On the day of our visit, we hugged goodbye and I promised to visit Sister again when I return next year. While my mom and I waited for our boda driver to get us, I ran my hand over my beautiful pop tab purse, a purse sewn of small doable things.  


As I pray for direction for Vigilante Kindness, pray for direction for this upcoming school year, and frankly as I pray for direction for my life as a whole, I’m praying Sister Rosemary’s words and asking God to give me that same heart for doable things.

Maybe you’re overwhelmed by the problems of the world, frustrated in your job, exhausted with worry for your family, or just plain asking for direction. Sweet Vigilantes, let’s commit to speaking of small doable things and then doing them.

Are you with me?

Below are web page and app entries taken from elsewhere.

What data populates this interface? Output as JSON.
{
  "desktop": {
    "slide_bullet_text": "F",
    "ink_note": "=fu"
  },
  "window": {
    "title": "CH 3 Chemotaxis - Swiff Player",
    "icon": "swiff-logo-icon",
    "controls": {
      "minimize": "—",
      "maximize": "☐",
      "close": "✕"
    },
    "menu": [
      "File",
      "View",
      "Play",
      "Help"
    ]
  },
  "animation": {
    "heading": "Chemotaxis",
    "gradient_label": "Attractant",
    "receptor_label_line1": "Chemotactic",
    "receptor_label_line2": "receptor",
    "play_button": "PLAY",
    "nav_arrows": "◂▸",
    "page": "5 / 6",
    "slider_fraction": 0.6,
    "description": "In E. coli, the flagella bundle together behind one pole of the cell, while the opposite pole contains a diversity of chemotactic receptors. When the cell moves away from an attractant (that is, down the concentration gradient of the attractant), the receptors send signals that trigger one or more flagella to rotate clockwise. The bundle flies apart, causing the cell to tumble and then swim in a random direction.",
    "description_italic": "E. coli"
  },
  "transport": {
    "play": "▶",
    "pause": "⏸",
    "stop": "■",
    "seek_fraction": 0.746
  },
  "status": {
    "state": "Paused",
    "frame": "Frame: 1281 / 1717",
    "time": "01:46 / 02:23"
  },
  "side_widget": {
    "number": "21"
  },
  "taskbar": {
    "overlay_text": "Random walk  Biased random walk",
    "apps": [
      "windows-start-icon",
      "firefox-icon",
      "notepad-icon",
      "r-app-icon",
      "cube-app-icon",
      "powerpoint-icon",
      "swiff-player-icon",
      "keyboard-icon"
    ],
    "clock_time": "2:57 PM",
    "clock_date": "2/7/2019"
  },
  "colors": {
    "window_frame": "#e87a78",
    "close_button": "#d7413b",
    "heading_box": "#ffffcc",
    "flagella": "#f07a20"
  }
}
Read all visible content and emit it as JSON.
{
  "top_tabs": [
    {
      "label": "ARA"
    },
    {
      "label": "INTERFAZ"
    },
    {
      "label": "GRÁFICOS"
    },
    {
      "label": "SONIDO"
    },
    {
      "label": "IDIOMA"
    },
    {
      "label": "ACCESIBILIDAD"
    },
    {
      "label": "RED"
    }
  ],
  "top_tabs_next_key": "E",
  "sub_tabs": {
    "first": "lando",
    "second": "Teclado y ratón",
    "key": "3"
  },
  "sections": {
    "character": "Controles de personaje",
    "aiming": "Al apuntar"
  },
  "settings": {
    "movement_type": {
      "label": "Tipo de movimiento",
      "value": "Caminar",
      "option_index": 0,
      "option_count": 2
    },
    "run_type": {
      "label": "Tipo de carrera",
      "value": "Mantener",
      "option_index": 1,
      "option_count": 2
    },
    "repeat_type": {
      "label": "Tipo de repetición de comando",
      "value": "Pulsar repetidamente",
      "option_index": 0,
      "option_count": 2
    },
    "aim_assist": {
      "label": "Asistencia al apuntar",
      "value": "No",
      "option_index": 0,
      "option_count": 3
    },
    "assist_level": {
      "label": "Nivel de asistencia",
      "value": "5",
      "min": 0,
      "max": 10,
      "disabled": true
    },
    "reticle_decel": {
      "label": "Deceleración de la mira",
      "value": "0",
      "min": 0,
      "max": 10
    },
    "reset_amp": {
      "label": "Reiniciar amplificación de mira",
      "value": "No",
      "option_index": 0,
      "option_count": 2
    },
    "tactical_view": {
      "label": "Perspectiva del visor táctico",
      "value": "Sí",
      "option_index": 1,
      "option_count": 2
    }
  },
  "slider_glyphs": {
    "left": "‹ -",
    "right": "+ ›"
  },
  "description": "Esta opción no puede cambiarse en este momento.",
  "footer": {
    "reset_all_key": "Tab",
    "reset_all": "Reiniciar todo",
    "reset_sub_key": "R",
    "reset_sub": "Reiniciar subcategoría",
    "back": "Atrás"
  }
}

We’re a rag-tag group of people vigilantly pursuing self-sustaining educational & employment opportunities with and for students and their families living in rural communities in developing countries. We believe in asking hard questions like, “What do you need and how can we help?” We believe that communities know their needs better than we do and that it’s our job to listen. We’re big on being kind for the sake of kindness and we believe that even the smallest acts of kindness can make a big difference. We believe in keeping vigil over one another and watching for opportunities to help, no matter how far off the beaten path those opportunities take us. We’re vigilant in our belief that God has given each person unique gifts and that one of the highest forms of worship is using those gifts to serve others. We believe God has a purpose for each life and Vigilante Kindness is our purpose. Join us as we live out wild adventures in service of God and others. Join us in committing acts of Vigilante Kindness.